The days of elite immunity from public knowledge of their words and actions are over. The iPhone and Twitter are stripping away the thick walls that used to hide what was said and done in oak-paneled conference rooms or the hothouse of a Cambridge, Mass., apartment.
The news media has a Pope Francis problem, and the dog-that-didn’t-ascend is only the latest example.
Americans, by and large, believe that they can achieve their own version of the American Dream, and it is a personal vision. This view has changed little over the past 30 years.
What exactly are Americans saying about the American Dream and how have their views of it changed over time? Do Americans believe the dream is endangered? The answers are more complicated than one might think.
We are supposed to revel in gift-giving and generosity, yet the season’s lavishness and commercialization leave many people cold. The underlying contradiction runs throughout modern life.

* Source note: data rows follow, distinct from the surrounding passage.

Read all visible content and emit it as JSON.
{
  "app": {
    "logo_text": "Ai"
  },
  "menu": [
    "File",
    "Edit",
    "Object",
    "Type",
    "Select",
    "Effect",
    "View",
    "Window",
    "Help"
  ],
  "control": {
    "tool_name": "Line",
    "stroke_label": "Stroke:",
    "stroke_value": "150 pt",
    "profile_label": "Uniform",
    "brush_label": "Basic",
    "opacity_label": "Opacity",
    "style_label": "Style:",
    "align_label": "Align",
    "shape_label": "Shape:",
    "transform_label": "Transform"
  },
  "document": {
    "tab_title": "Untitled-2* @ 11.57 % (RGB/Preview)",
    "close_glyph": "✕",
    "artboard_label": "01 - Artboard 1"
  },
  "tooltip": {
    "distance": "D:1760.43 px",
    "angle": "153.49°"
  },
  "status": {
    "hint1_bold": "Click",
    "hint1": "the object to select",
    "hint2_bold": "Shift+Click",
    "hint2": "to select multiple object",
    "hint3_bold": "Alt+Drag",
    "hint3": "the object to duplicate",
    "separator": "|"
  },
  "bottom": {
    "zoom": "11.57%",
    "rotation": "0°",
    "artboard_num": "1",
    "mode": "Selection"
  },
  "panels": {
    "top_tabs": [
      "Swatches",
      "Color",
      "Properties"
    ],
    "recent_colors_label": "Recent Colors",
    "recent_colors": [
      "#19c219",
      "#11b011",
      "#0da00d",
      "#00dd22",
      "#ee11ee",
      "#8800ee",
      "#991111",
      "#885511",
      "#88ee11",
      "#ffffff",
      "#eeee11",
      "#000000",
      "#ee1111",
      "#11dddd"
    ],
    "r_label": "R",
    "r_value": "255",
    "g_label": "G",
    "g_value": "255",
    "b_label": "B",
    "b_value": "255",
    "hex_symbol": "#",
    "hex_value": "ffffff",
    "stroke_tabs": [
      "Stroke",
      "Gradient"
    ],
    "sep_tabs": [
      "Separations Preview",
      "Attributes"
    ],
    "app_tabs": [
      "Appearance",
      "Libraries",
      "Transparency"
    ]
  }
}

Compared to the less than 1% of the population that serve in the armed forces anymore, that paltry 7% of veterans in the population looks almost robust.
Less decent-paying work for less-educated men, cultural shifts away from marriage-centered familism, and the erosion of masculinity have drastically reduced marriage rates and eroded American society.
The separation of powers is not the only significant constitutional matter at stake in the debate about President Obama’s decision to grant amnesty to illegal immigrants. In contention as well are the contours of representative government itself.
If I torture a fiend to find out where he left a child to suffocate or starve in some dungeon, that’s a less evil act than torturing someone just to hear them renounce their god or country.
As Shakira parrots numbers, keep in mind that these statistics are true for one specialized program, and were never meant to be applied universally to all preschool initiatives.